Top of Records to use

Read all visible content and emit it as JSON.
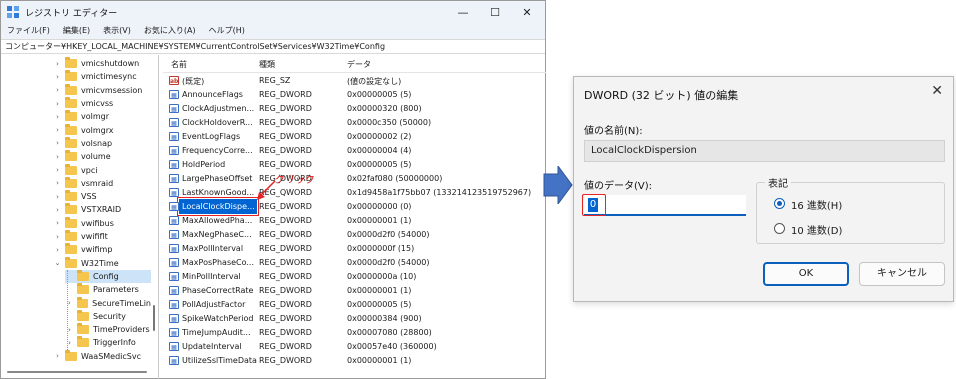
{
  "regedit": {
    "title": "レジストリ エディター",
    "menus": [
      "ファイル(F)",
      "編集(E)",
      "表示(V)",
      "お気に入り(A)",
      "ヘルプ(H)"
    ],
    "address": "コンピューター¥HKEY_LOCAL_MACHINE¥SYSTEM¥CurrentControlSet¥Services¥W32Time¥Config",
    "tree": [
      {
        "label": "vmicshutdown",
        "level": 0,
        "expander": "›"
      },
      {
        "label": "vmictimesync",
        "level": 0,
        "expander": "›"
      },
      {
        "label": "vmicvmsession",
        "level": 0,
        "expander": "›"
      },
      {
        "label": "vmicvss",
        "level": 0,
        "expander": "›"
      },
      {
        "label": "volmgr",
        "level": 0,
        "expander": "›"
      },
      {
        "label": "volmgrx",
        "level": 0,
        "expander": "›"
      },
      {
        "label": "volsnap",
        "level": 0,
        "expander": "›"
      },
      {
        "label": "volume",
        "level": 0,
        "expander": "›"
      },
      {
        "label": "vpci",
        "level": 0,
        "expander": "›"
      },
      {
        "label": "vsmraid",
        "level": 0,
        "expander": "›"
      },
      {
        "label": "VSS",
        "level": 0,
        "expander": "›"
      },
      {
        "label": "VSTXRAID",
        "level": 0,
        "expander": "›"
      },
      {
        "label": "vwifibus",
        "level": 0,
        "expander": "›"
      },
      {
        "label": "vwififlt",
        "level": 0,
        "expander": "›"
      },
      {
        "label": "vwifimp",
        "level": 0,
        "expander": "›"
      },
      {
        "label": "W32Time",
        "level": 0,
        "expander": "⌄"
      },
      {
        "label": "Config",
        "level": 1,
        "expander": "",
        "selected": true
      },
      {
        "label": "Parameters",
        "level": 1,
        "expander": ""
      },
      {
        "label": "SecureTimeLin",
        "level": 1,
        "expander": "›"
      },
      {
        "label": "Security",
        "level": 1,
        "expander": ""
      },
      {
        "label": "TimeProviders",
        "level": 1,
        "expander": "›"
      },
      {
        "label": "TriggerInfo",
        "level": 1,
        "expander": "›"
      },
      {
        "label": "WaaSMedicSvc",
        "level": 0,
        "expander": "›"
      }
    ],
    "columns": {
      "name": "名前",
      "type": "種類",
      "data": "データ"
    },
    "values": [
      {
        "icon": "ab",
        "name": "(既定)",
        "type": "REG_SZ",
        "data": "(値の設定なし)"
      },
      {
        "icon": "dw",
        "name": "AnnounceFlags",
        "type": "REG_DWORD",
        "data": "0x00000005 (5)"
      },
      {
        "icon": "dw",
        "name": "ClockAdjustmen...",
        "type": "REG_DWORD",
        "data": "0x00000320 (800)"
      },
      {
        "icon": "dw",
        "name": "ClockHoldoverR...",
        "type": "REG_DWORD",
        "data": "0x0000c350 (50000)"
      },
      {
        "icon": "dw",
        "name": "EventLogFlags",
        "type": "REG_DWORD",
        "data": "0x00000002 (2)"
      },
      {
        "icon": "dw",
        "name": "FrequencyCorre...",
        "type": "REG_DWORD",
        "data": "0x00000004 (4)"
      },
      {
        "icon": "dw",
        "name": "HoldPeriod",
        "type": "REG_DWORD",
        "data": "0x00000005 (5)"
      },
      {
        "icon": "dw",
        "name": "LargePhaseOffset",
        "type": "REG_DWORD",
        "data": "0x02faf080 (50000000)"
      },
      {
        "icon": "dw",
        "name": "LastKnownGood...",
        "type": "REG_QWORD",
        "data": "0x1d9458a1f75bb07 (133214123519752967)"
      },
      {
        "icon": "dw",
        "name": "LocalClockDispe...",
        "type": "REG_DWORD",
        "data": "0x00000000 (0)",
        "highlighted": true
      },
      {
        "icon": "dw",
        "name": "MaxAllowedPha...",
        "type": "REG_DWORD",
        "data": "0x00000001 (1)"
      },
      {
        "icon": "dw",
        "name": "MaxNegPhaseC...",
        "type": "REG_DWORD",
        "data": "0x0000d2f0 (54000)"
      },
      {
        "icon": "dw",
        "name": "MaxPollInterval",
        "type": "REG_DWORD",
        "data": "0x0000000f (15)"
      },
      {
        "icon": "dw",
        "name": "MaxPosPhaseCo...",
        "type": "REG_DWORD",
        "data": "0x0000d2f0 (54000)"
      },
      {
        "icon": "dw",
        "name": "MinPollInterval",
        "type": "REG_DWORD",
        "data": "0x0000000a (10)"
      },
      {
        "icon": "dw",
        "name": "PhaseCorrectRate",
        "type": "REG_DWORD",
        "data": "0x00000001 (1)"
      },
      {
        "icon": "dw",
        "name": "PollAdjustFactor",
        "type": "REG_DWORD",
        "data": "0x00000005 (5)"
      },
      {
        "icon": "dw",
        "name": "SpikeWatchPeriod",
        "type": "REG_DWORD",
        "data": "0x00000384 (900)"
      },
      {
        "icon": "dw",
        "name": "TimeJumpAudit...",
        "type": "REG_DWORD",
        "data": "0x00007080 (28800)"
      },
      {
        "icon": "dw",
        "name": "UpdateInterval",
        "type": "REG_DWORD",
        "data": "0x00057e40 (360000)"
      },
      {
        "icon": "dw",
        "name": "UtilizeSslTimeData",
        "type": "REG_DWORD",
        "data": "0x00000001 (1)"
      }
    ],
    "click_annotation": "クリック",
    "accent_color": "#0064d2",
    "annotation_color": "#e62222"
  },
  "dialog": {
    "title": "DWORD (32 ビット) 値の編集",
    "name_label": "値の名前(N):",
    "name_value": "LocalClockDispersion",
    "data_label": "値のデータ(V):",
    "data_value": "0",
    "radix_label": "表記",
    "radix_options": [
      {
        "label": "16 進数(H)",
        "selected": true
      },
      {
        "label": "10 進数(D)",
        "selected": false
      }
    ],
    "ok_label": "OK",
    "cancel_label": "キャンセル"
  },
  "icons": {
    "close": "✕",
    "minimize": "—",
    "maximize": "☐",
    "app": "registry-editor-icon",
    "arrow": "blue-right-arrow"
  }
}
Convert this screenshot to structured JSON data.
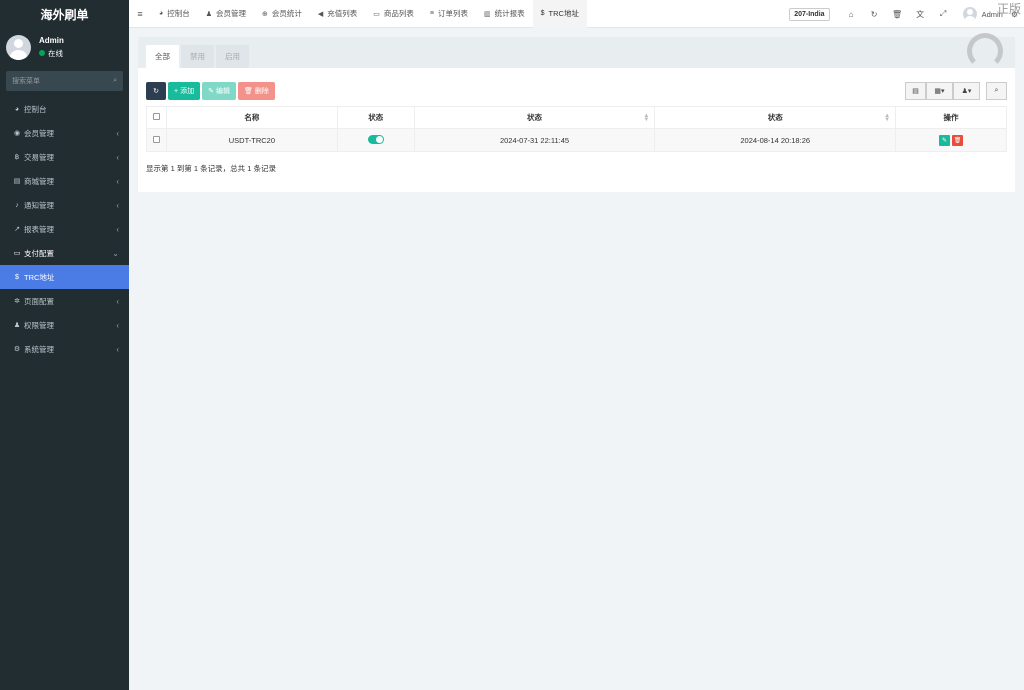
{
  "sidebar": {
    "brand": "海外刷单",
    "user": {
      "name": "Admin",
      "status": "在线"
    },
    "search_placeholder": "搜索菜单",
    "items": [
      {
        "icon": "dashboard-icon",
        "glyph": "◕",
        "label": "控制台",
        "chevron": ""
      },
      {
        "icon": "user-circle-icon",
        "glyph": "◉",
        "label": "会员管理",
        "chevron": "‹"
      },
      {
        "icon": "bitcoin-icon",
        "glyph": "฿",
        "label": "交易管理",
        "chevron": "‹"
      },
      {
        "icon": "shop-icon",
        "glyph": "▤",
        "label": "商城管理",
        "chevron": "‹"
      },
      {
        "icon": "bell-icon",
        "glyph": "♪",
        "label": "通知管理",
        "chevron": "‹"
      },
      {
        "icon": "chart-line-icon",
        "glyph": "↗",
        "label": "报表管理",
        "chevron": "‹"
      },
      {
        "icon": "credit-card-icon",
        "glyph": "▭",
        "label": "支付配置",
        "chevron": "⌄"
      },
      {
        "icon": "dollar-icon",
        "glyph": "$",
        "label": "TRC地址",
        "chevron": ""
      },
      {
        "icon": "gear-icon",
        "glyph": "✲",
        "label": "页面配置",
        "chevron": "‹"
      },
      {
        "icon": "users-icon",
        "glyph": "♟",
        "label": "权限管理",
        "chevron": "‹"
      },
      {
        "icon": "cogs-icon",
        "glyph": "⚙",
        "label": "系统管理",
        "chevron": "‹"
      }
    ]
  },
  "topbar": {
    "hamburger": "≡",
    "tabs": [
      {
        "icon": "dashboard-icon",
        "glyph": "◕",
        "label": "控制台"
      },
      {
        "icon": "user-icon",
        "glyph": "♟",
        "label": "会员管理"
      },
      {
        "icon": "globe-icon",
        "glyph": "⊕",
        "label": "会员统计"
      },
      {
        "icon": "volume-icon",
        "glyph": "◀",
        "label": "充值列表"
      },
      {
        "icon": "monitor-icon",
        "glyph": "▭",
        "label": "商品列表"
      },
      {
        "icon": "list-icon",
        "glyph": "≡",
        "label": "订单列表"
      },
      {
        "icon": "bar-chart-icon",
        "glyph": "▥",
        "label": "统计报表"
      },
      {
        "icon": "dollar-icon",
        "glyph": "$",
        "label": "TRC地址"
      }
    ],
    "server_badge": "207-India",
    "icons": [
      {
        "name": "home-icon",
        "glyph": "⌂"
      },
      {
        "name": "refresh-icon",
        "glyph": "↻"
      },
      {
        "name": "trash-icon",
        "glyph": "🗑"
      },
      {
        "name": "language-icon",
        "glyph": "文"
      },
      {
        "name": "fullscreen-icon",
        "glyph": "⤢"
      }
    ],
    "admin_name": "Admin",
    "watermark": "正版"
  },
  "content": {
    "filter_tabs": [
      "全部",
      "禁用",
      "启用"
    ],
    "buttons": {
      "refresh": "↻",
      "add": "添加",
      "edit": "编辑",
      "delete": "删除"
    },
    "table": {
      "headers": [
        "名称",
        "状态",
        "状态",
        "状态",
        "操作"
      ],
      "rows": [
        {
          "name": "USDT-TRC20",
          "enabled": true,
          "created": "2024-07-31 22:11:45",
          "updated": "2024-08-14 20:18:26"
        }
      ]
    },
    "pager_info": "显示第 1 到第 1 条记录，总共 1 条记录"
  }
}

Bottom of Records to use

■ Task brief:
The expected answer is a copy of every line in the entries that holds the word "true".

■ Result of this exercise:
        "selected": true
        "highlighted": true
        "selected": true
          "enabled": true,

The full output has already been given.